-
I need to to it my way because I cut from both sides and apply additional logic when cropping, it has to be with a loop – Madd0g Feb 3 '12 at 1:04
@Madd0g: can you elaborate a bit more? What additional logic? You need to get to the target value, one way or the other. I haven't touched your cropping code at all, so if you want to decrease `x` in several steps until you finally reach `xTarget`, I don't see why you couldn't do it. But neither do I see why you should do it. You can update your question, add an example dimension, and what and how you want it cropped. – Groo Feb 3 '12 at 1:05

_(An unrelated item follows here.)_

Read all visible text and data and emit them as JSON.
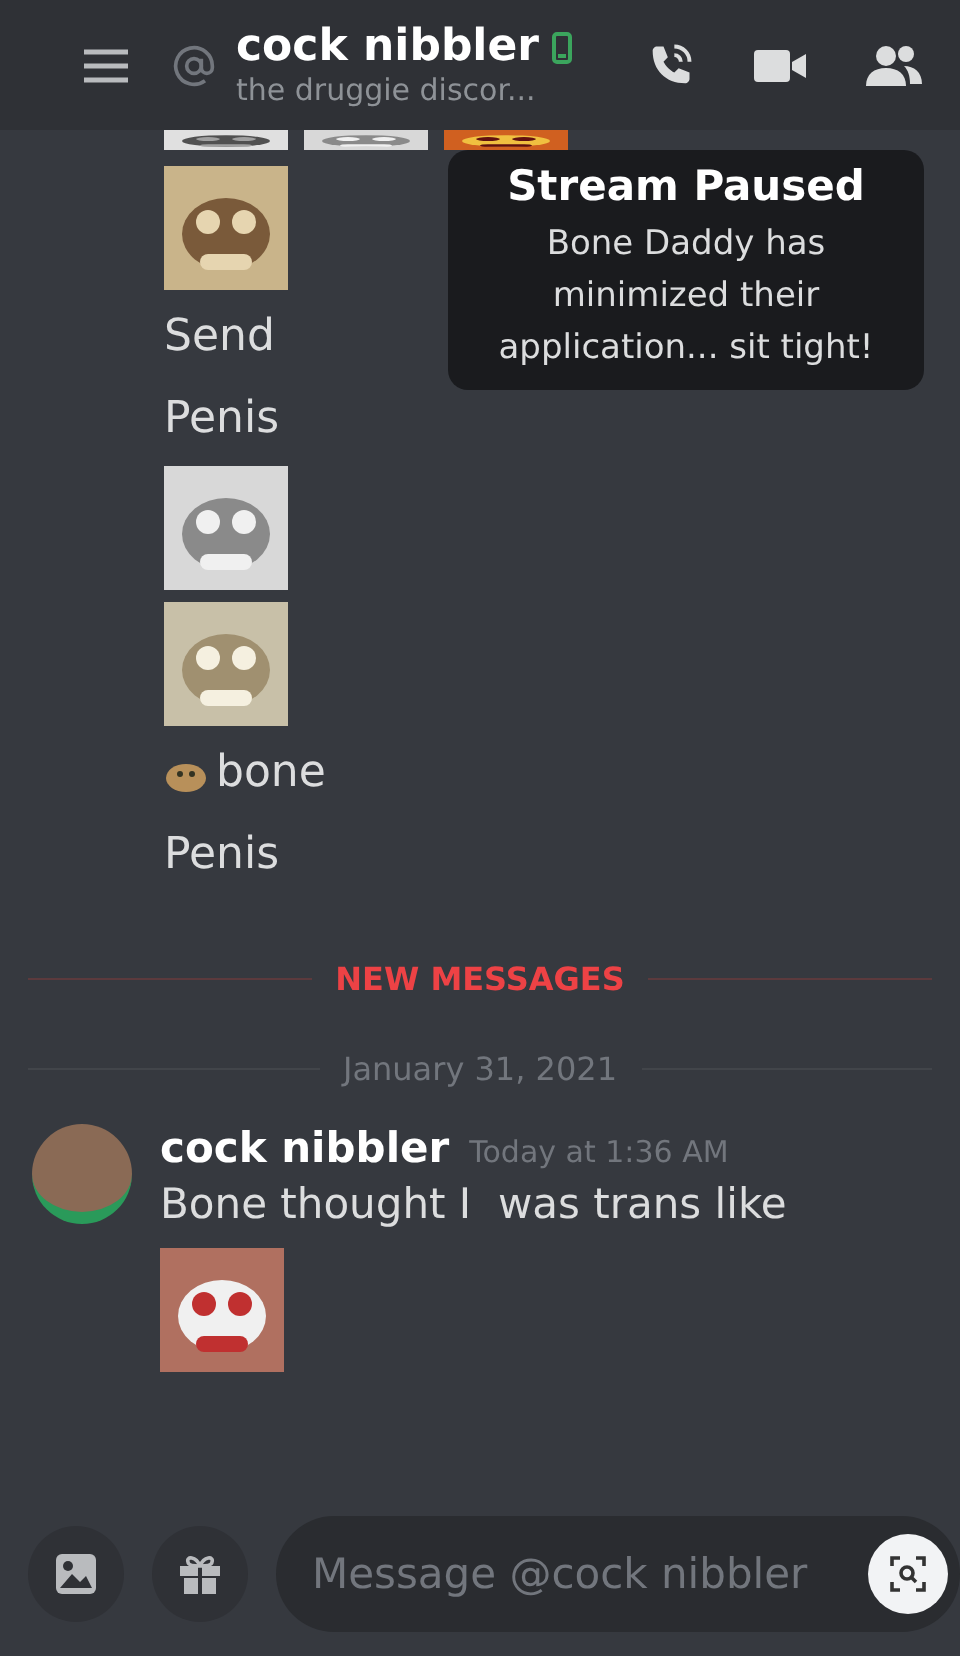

Take half the pixels to crop from the left, half from the right? – user7116 Feb 3 '12 at 1:05
Yes, half of each side, I also cut off white areas (like in case of a screenshot with edges) – Madd0g Feb 3 '12 at 1:07
@Groo - if width is the problem I cut 10 off from either left or right (in case it's white) and otherwise cut 5 from both left and right, same with height. But the crop size is the problem, not the method, I think – Madd0g Feb 3 '12 at 1:14